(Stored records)
[Start of Attachment]

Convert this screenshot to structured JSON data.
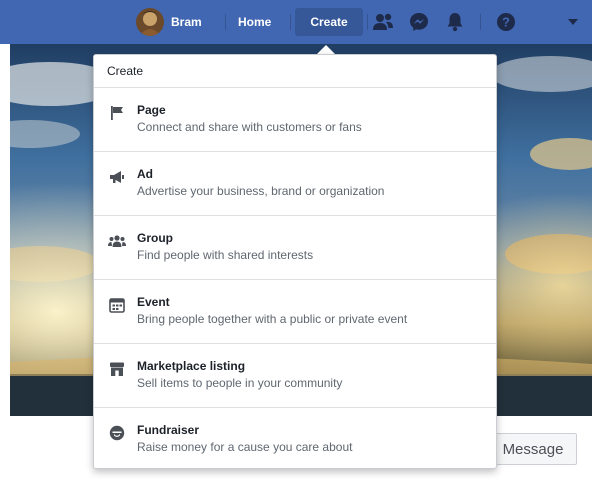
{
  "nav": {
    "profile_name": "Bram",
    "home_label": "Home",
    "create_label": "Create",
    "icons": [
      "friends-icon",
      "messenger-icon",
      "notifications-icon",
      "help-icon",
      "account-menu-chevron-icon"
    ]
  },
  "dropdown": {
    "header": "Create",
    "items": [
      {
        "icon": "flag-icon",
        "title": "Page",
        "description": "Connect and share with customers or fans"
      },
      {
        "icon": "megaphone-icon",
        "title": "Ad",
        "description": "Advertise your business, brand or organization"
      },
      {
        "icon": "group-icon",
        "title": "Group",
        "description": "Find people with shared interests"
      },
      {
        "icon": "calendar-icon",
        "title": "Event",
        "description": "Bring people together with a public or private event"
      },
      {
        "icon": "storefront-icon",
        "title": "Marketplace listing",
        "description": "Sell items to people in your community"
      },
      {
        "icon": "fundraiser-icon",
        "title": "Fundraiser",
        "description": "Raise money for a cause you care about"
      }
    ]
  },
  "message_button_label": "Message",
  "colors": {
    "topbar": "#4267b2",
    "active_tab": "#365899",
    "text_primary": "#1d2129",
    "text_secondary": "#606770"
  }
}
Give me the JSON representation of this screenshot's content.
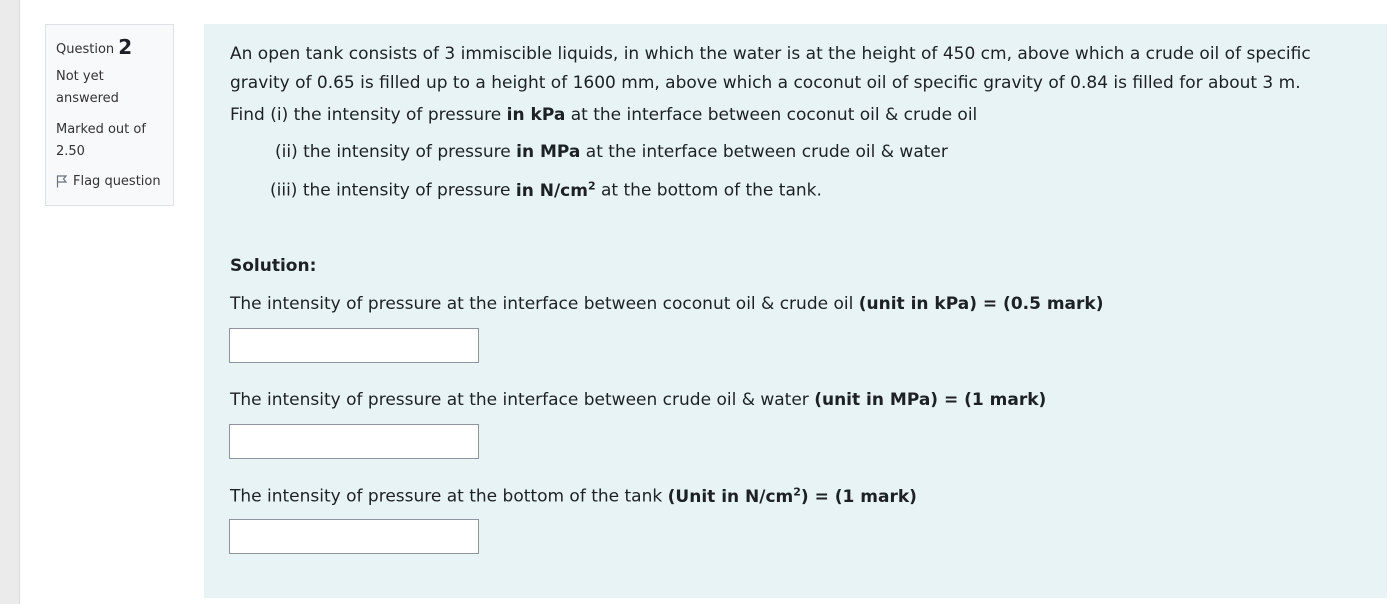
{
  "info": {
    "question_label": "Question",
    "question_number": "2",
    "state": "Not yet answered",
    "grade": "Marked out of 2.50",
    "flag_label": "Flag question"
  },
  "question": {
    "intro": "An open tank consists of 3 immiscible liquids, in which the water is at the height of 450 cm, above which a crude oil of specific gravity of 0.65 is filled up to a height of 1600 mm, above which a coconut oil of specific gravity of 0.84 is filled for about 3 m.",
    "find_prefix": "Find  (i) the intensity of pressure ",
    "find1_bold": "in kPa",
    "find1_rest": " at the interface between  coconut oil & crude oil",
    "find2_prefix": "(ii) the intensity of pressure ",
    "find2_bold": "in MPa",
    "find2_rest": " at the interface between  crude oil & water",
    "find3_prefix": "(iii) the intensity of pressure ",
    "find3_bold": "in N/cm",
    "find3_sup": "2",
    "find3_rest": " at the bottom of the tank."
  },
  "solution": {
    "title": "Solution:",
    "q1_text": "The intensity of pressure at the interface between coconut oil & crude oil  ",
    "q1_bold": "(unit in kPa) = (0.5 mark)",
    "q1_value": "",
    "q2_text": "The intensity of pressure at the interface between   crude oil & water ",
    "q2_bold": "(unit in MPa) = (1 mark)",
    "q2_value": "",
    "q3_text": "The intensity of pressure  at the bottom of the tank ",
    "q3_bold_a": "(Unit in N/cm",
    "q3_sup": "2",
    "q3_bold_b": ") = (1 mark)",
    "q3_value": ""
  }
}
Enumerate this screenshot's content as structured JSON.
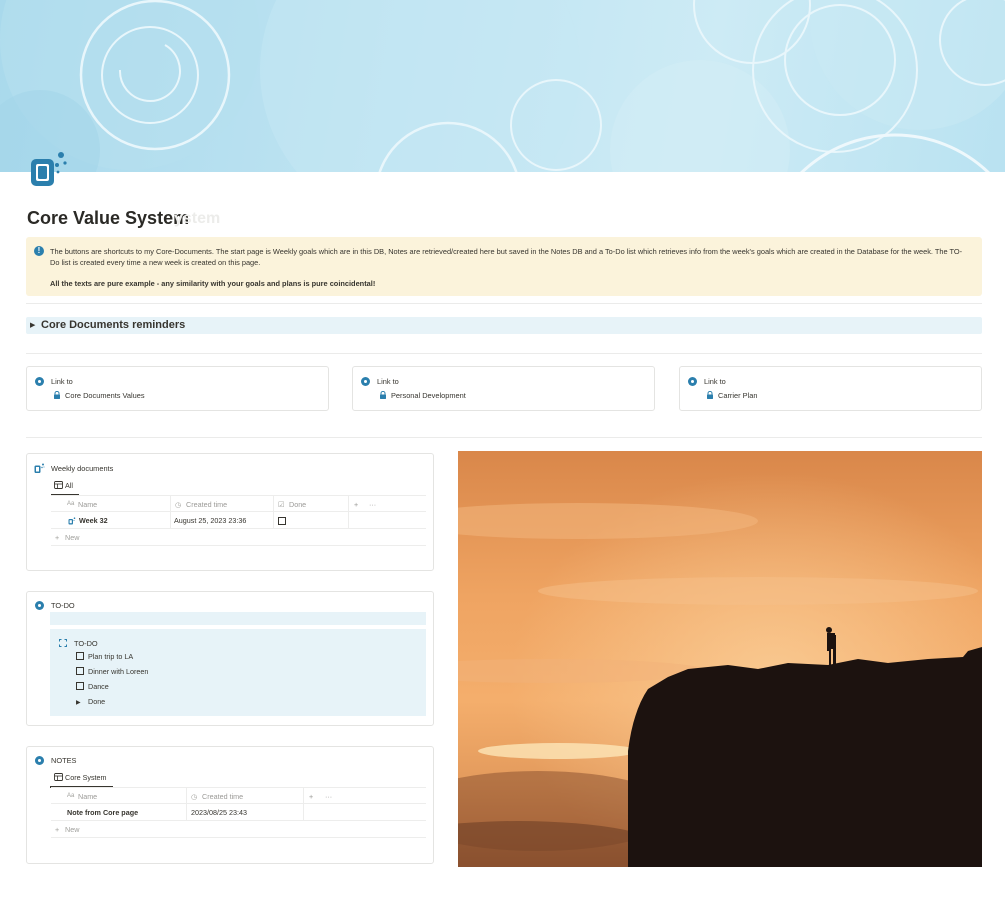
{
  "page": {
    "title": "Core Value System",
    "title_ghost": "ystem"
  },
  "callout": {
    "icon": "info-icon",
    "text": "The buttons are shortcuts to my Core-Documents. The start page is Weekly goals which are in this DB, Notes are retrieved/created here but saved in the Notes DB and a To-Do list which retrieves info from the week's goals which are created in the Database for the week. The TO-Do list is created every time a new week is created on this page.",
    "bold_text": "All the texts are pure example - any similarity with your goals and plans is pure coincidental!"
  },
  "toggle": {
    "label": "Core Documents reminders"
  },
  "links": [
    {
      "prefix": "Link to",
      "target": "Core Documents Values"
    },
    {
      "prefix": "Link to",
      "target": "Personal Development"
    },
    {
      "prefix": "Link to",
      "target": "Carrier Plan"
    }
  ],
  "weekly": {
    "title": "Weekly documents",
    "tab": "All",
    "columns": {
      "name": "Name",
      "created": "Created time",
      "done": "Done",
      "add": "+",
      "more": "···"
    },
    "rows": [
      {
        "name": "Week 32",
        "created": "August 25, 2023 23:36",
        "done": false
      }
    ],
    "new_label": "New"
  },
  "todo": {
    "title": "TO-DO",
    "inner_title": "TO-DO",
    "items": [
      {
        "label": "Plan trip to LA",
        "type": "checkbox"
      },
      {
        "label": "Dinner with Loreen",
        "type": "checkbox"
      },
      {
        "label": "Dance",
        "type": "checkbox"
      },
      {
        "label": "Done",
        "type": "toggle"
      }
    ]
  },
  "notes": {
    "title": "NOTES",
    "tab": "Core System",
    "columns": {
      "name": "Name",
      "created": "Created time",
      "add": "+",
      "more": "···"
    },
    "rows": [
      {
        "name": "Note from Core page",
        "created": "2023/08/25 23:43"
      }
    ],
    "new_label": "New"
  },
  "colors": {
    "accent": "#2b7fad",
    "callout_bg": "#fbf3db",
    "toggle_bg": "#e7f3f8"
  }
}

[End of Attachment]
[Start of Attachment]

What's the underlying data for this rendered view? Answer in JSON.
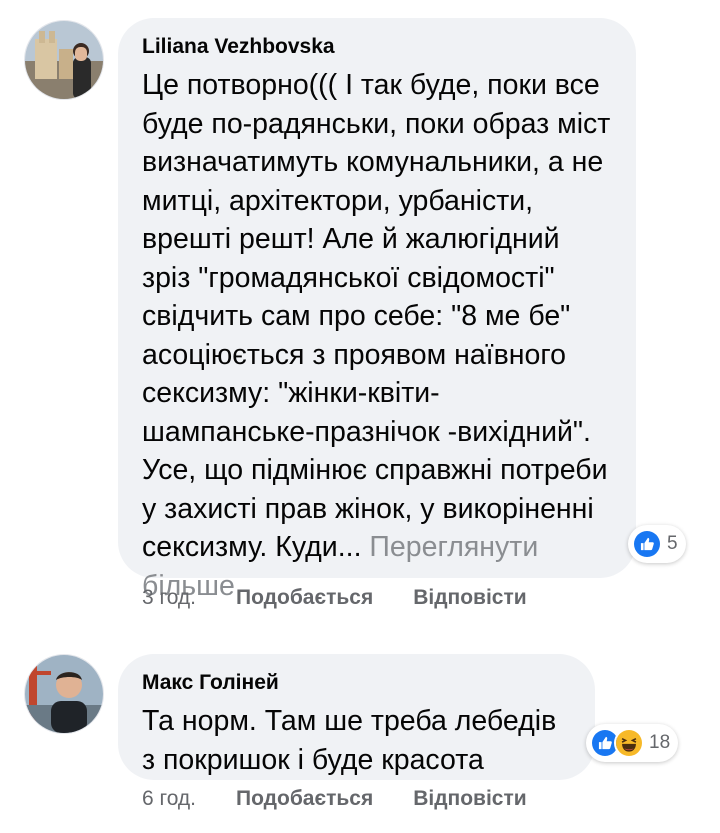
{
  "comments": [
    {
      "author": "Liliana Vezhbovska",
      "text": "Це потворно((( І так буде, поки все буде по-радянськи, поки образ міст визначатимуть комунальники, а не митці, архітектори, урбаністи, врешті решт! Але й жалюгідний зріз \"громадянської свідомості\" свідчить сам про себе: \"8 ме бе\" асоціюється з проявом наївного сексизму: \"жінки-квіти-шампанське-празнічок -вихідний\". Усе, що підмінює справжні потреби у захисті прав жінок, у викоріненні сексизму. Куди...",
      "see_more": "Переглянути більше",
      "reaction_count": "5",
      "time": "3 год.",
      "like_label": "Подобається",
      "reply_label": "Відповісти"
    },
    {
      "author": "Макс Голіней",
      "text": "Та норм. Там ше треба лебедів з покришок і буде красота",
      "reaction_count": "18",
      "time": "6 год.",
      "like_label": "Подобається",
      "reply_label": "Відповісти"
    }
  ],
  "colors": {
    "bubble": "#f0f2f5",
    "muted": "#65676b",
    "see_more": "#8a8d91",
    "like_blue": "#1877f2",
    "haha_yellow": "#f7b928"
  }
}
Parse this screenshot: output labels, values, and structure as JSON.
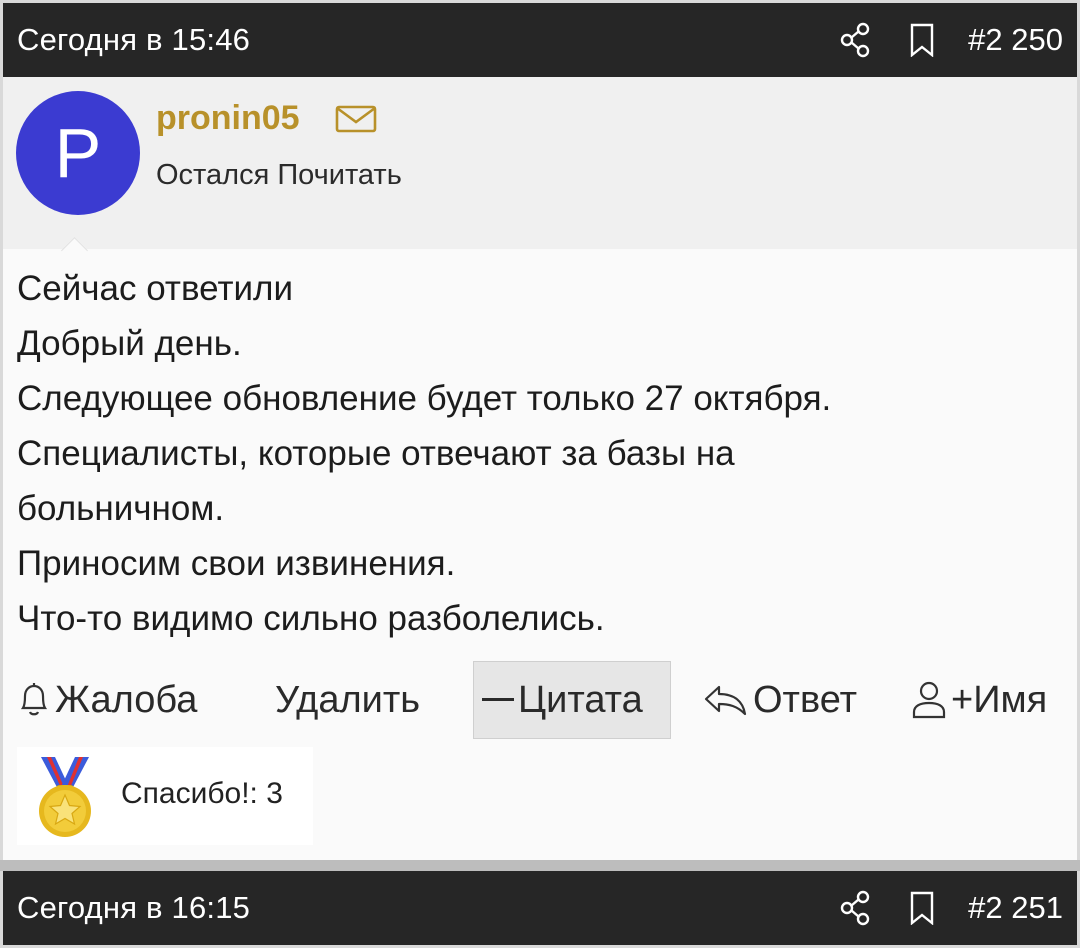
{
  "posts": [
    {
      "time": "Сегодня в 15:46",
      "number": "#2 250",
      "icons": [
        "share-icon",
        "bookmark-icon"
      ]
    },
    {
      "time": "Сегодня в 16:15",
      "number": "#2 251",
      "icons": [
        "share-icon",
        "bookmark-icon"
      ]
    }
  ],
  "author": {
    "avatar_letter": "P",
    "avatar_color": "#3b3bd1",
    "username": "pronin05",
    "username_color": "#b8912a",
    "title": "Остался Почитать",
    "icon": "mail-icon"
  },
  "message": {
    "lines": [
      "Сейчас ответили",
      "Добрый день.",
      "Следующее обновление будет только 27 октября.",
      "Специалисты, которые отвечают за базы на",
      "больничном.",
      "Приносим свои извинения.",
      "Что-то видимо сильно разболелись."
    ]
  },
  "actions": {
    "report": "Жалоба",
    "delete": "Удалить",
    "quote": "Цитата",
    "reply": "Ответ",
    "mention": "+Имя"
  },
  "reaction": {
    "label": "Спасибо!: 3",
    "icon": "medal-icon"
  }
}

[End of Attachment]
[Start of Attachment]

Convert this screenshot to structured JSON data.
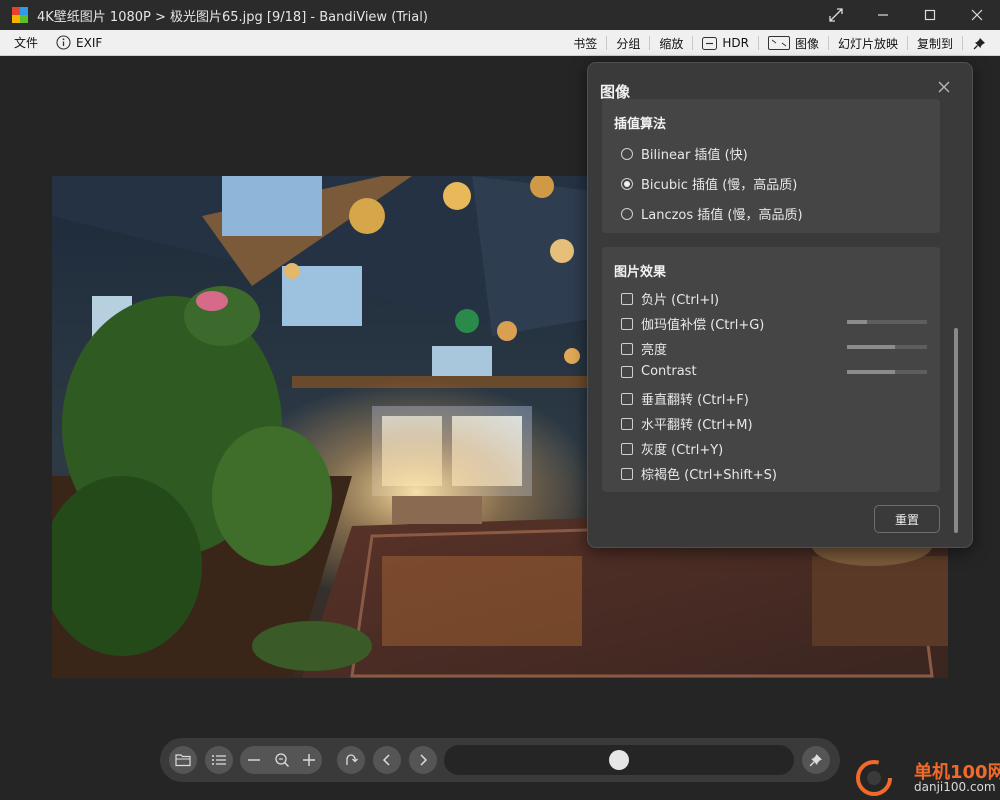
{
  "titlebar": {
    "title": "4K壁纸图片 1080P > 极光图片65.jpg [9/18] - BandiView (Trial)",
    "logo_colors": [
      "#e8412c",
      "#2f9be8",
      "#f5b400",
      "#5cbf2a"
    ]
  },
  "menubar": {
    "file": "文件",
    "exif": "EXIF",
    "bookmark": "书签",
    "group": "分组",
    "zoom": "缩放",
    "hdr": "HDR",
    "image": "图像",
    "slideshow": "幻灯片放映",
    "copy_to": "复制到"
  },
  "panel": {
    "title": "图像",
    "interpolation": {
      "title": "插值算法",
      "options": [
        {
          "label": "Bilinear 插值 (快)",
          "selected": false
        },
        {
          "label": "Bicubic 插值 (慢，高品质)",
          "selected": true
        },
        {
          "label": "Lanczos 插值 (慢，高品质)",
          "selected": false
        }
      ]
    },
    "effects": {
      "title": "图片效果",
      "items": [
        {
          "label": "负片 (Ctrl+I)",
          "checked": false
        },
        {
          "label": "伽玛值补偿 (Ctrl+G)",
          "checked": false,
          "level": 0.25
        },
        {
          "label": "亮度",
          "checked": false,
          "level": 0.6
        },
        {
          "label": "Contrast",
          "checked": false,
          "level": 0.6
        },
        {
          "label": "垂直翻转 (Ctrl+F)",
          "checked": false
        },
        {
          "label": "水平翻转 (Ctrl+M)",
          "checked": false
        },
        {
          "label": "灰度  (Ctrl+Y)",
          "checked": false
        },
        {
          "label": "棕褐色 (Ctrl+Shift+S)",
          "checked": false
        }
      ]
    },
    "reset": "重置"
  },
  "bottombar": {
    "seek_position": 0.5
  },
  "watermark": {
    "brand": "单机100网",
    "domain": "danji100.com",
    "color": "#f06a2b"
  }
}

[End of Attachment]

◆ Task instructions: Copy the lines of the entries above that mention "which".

◆ Exercise result:
    "intro": "An open tank consists of 3 immiscible liquids, in which the water is at the height of 450 cm, above which a crude oil of specific gravity of 0.65 is filled up to a height of 1600 mm, above which a coconut oil of specific gravity of 0.84 is filled for about 3 m.",
    "text": "The buttons are shortcuts to my Core-Documents. The start page is Weekly goals which are in this DB, Notes are retrieved/created here but saved in the Notes DB and a To-Do list which retrieves info from the week's goals which are created in the Database for the week. The TO-Do list is created every time a new week is created on this page.",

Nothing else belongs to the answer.